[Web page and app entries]
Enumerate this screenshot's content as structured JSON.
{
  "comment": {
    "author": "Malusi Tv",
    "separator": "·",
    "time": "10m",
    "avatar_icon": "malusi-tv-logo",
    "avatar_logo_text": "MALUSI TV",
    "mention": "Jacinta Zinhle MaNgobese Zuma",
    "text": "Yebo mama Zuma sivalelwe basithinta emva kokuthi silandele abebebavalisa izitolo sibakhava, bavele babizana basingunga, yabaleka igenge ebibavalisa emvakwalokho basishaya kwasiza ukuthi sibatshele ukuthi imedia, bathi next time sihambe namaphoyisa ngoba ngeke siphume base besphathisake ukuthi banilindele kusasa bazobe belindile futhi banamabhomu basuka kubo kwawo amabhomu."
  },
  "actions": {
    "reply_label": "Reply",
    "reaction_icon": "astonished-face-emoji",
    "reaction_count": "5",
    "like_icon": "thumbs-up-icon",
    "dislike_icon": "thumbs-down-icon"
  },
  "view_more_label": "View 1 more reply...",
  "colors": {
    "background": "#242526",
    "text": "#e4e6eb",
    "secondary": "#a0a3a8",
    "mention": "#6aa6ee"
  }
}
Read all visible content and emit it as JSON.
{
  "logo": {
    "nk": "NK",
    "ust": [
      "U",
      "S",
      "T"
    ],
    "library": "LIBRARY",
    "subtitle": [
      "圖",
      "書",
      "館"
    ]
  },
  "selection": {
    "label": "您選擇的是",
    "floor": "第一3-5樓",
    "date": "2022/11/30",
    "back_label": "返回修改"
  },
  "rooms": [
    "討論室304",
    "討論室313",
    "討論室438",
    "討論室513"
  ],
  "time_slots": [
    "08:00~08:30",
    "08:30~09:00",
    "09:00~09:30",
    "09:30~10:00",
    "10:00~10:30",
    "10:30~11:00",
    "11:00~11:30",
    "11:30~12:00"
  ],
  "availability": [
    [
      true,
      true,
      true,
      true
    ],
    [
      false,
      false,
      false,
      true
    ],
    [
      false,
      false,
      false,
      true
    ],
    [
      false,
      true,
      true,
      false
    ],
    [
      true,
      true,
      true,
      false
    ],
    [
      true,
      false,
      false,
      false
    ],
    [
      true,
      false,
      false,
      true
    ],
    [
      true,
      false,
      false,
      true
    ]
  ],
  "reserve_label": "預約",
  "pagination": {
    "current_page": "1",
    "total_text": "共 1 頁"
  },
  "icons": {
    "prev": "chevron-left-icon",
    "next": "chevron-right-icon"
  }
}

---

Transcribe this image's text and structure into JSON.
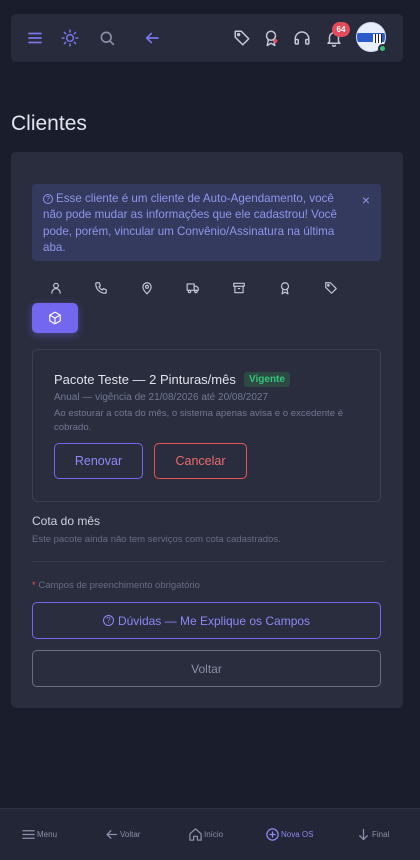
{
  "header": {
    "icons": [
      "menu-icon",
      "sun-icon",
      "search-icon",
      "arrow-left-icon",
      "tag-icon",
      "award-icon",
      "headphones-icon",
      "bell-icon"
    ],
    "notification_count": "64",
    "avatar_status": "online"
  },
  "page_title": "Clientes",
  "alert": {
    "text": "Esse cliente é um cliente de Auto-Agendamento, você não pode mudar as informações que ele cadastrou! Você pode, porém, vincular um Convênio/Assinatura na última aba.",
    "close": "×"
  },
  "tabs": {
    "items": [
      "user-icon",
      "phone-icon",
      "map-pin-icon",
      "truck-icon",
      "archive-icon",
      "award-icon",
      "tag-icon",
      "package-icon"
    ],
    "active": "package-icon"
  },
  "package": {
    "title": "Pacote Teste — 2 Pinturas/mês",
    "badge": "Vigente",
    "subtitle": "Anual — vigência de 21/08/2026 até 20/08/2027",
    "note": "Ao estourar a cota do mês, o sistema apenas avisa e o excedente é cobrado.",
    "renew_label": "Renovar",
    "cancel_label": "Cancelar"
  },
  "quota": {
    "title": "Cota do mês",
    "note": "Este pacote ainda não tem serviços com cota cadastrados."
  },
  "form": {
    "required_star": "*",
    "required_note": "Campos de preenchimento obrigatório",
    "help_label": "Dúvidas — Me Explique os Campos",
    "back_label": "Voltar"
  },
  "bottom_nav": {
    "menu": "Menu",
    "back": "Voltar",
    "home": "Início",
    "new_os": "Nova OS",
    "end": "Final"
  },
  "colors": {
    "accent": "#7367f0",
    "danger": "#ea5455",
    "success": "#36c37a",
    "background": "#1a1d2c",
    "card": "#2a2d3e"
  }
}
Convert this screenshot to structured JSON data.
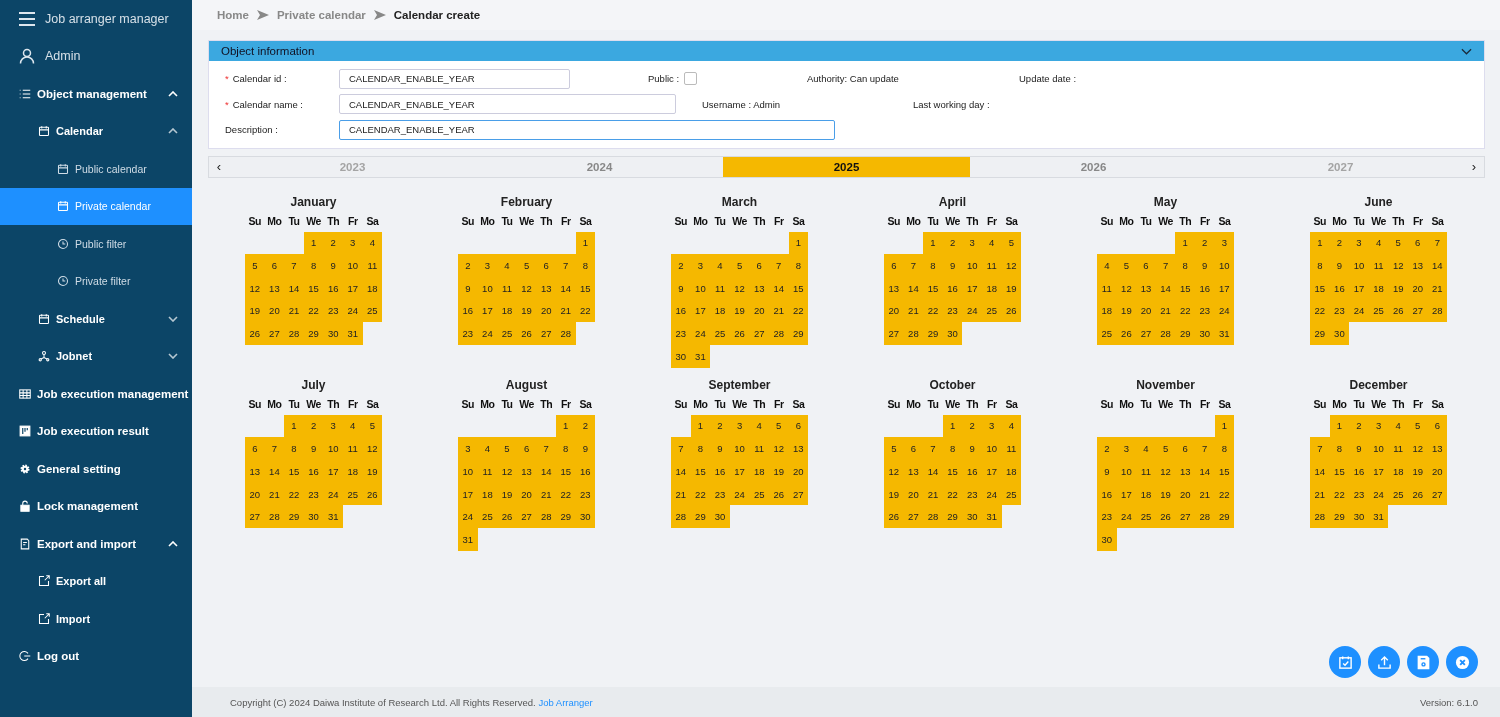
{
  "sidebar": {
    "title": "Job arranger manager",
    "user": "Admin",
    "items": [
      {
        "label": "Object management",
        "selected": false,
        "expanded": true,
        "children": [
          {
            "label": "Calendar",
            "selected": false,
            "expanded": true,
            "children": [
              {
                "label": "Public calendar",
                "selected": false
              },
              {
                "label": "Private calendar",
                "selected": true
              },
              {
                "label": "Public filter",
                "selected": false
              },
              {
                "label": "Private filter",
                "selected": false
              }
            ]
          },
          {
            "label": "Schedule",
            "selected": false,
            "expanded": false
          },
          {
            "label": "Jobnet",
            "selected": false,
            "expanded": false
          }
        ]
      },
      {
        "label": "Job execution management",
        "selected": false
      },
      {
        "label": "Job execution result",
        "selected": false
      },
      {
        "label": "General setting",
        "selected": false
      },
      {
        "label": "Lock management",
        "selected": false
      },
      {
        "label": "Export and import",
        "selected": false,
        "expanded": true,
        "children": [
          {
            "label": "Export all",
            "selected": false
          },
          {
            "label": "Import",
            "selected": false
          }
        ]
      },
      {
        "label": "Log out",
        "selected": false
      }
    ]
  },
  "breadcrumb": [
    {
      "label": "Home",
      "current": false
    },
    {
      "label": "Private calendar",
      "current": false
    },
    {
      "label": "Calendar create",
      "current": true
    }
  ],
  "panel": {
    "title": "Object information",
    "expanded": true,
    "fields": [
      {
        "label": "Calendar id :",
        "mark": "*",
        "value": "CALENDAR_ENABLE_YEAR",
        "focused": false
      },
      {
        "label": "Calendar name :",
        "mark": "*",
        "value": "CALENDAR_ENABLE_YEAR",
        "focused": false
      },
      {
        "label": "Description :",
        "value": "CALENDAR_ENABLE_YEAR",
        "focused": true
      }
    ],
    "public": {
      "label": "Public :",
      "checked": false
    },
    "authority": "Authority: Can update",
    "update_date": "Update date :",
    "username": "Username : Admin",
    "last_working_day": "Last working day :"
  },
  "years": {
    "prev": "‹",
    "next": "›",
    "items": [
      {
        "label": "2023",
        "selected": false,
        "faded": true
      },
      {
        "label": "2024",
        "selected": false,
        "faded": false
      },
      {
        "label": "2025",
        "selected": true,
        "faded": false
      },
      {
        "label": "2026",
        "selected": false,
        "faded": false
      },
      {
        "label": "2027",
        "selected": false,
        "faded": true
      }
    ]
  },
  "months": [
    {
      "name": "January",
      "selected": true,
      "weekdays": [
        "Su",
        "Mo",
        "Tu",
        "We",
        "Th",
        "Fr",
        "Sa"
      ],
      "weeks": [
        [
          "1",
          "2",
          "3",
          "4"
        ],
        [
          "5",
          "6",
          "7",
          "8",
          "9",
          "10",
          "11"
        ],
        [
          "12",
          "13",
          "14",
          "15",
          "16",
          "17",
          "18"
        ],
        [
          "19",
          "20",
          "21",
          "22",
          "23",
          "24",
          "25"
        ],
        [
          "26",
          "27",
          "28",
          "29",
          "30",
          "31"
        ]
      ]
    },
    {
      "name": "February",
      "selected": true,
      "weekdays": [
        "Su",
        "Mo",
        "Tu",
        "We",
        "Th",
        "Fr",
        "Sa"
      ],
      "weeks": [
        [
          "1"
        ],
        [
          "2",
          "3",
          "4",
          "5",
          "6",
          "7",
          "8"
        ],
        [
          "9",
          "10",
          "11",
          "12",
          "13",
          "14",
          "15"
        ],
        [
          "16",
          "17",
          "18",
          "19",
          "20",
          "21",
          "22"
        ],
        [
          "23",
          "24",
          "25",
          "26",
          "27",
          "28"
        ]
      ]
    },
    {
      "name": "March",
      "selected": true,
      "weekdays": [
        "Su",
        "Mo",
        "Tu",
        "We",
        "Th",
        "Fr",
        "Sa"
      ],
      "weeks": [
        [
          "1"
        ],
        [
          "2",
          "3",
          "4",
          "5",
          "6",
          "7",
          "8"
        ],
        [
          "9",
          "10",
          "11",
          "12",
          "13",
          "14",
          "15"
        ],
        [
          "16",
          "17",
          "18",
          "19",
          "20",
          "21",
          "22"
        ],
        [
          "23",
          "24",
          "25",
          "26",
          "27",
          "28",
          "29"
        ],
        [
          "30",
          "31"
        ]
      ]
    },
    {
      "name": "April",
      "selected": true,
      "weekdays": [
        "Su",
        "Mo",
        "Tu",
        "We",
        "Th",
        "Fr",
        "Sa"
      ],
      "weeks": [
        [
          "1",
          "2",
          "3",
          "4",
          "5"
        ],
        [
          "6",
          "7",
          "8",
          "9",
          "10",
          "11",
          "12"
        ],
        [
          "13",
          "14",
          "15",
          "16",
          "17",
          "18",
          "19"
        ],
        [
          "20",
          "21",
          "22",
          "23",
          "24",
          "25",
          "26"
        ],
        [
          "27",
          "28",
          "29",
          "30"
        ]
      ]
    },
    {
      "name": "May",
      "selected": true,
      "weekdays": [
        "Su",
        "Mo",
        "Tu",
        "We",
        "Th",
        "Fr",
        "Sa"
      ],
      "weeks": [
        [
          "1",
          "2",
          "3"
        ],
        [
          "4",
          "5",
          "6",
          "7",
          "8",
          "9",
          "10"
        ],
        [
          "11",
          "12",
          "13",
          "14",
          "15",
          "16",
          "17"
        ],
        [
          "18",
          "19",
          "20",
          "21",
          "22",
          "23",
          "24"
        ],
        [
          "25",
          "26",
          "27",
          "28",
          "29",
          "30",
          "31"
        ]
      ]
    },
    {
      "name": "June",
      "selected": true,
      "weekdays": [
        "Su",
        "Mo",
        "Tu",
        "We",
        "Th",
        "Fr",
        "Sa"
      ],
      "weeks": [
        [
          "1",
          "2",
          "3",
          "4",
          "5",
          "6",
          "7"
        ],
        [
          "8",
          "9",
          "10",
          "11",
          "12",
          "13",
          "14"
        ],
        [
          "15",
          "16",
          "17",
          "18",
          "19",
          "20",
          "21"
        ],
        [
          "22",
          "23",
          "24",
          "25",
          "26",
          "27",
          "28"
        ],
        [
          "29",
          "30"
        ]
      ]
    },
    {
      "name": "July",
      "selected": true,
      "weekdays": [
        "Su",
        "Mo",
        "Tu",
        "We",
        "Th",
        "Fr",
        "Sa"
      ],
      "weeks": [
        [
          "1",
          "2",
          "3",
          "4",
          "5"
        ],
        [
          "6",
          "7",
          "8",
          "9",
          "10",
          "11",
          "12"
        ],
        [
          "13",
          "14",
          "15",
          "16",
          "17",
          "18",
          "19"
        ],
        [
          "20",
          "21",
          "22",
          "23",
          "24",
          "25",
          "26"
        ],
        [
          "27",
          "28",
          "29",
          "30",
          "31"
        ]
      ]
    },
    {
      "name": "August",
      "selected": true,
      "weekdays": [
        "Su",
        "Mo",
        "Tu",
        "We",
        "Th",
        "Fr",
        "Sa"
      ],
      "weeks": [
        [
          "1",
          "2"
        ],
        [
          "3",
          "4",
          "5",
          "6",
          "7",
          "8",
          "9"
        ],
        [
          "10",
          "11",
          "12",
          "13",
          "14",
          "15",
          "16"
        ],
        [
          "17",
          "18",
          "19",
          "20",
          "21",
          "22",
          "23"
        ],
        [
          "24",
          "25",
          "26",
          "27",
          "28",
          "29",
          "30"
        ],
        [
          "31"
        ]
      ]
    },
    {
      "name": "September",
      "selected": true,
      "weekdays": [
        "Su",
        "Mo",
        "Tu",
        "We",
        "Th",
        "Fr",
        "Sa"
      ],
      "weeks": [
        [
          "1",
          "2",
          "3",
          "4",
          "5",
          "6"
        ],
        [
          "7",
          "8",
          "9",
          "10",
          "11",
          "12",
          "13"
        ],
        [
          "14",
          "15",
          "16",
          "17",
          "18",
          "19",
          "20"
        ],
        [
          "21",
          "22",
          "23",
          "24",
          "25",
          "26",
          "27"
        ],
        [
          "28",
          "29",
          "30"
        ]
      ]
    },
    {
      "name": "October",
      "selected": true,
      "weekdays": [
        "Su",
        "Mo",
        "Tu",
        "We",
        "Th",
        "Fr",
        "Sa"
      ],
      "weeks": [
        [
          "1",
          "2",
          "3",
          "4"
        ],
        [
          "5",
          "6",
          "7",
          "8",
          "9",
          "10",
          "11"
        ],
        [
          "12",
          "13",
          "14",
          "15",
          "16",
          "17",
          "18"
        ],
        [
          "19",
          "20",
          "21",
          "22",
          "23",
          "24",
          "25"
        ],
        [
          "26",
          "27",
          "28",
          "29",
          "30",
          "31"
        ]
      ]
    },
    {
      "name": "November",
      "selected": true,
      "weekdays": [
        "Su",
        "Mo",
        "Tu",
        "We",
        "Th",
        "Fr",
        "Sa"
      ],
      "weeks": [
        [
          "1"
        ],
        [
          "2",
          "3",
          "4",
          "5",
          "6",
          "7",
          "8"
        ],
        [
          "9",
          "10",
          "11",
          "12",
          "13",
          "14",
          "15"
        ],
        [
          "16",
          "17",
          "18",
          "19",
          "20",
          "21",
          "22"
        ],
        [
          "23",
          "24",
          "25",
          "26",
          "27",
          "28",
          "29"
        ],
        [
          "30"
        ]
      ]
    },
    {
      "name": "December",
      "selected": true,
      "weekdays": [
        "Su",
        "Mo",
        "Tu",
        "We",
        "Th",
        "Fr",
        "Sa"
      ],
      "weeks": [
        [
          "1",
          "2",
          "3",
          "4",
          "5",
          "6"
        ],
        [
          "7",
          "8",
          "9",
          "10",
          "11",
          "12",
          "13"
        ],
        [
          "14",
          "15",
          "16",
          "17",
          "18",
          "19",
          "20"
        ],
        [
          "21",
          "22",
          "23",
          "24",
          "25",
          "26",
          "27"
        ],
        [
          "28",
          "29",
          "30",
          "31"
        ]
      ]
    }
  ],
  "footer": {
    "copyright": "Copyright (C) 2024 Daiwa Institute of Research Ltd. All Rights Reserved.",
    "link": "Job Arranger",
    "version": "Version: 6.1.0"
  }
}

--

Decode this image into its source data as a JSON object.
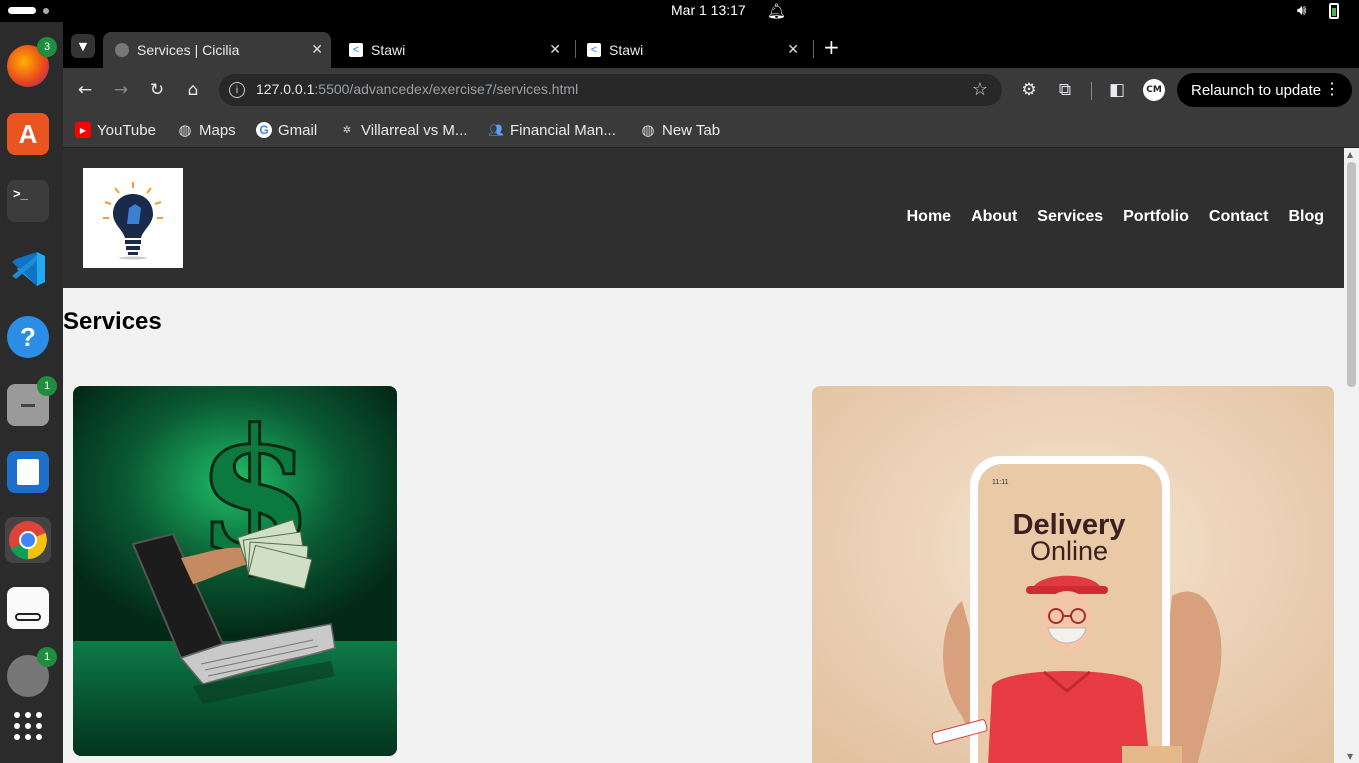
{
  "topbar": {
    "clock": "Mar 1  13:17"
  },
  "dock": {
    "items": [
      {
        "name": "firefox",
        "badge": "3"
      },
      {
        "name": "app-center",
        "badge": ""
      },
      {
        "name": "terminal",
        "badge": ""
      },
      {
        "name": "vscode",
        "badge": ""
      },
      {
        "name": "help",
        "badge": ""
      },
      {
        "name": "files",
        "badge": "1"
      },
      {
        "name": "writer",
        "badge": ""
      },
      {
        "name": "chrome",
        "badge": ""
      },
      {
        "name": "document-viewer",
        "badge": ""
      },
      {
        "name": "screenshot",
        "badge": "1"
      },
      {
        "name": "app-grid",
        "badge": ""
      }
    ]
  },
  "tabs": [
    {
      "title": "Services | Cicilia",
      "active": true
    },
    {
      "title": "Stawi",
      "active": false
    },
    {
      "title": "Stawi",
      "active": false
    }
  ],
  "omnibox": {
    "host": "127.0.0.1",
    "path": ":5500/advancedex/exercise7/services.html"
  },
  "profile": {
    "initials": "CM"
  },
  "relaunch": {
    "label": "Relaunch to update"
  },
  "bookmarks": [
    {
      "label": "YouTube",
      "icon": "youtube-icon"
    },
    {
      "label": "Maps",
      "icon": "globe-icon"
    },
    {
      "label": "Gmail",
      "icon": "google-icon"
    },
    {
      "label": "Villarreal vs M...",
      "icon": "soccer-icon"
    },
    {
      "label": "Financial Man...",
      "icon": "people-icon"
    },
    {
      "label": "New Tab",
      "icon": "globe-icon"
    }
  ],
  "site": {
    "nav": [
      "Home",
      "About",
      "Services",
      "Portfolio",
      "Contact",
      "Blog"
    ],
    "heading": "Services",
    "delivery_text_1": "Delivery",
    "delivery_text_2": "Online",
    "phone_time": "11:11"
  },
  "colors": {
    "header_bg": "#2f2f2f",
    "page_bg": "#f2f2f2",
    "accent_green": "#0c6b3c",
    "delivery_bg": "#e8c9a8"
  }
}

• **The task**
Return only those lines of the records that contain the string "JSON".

• **Written solution**
Enumerate this screenshot's content as structured JSON.
Read all visible content and emit it as JSON.
Transcribe this image's text and structure into JSON.
Convert this screenshot to structured JSON data.
Decode this image into its source data as a JSON object.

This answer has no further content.